Before the Thanksgiving holiday, Steve Tobak at CNET published a useful post -- "Bloggers beware: You're liable to commit libel." In it, he gives a straightforward and largely accurate account of the elements of a defamation claim and some good general advice:
First, people usually ask the wrong question: "Can a blogger be sued for defamation?" The sad truth is that almost anybody can sue you for almost anything these days. So, don't ask that question; it's dumb. What you want to know is your responsibility under the law, and therefore, how best to protect yourself from successful litigation.
Well put. But I have to disagree with his assessment of the risks involved in hosting user comments:
Then there's the question of who's responsible for comments on a blog. Whoever publishes the Web site is responsible for content on the site. That includes comments. However, many bloggers have independent agreements to indemnify the site that publishes their blog. That may or may not include comments.
Plaintiffs can certainly sue everybody in the chain and see what sticks, though they will likely go after those with the deepest pockets. You can avoid the entire question by turning comments off.
Mr. Tobak's remarks entirely fail to take CDA 230 into consideration. "CDA 230" refers to a federal statute, 47 U.S.C. § 230, which Congress enacted as part of the Communications Decency Act of 1996. It states that "[n]o provider or user of an interactive computer service shall be treated as the publisher or speaker of any information provided by another information content provider" and preempts state law causes of action, like defamation claims, based on this kind of "publisher" liability. Courts and commentators widely agree that CDA 230 protects website operators and bloggers from liability based on the defamatory statements of commenters. The defense applies even if you edit comments (so long as your edits do not change the meaning) and/or exercise discretion in selecting which comments to post. So, there is no call for "turning comments off" out of fear of a defamation lawsuit.
CDA 230 also applies to legal claims other than defamation, including publication of private facts, false light, negligence, tortious interference with business relations or expectancy, and intentional infliction of emotional distress, to name a few.

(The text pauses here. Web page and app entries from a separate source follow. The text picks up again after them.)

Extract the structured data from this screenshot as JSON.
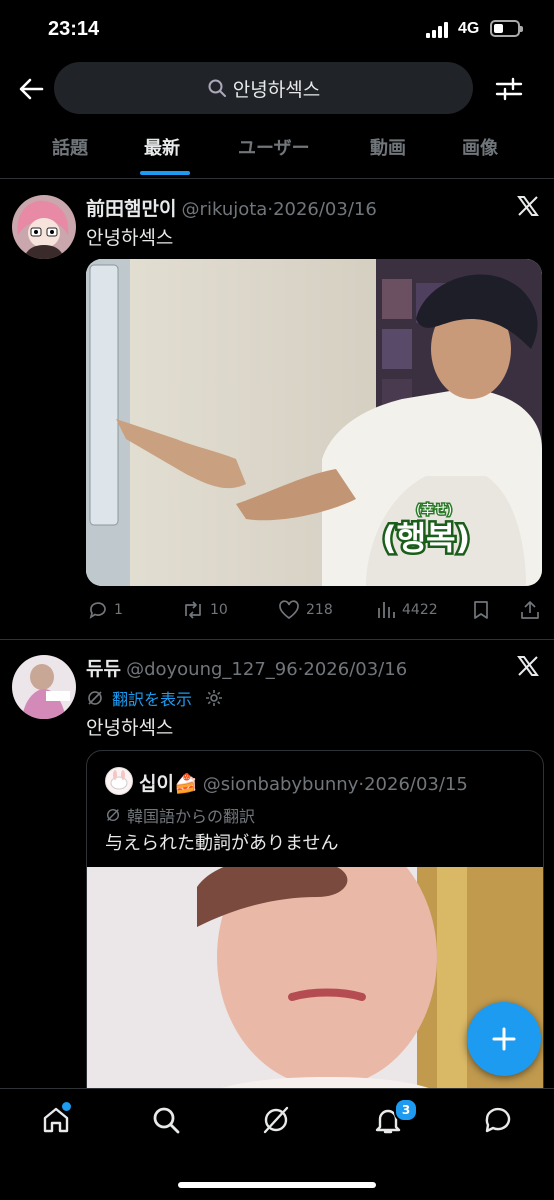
{
  "status_bar": {
    "time": "23:14",
    "network": "4G"
  },
  "search": {
    "query": "안녕하섹스"
  },
  "tabs": [
    {
      "label": "話題"
    },
    {
      "label": "最新"
    },
    {
      "label": "ユーザー"
    },
    {
      "label": "動画"
    },
    {
      "label": "画像"
    }
  ],
  "active_tab": "最新",
  "tweets": [
    {
      "name": "前田햄만이",
      "handle": "@rikujota",
      "date": "2026/03/16",
      "text": "안녕하섹스",
      "media_caption_small": "(幸せ)",
      "media_caption_large": "(행복)",
      "actions": {
        "replies": "1",
        "retweets": "10",
        "likes": "218",
        "views": "4422"
      }
    },
    {
      "name": "듀듀",
      "handle": "@doyoung_127_96",
      "date": "2026/03/16",
      "translate_link": "翻訳を表示",
      "text": "안녕하섹스",
      "quote": {
        "name": "십이🍰",
        "handle": "@sionbabybunny",
        "date": "2026/03/15",
        "translation_note": "韓国語からの翻訳",
        "text": "与えられた動詞がありません"
      }
    }
  ],
  "notifications_badge": "3",
  "colors": {
    "accent": "#1d9bf0",
    "background": "#000000",
    "secondary_text": "#71767b"
  }
}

It does not, however, apply to intellectual property claims (such as copyright infringement), federal criminal law, or claims under the Electronic Communications Privacy Act. If copyright is your worry, website operators and bloggers are potentially insulated from copyright liability based on user-posted material, if they meet the requirements of the "safe harbor" provisions of the Digital Millennium Copyright Act, 17 U.S.C. § 512.
We'll be addressing CDA 230 and the DMCA safe harbor provisions in our forthcoming legal guide, but for now there's a useful, if slightly technical, article on these topics at Law.com. Additionally, the EFF has a helpful FAQ on CDA 230.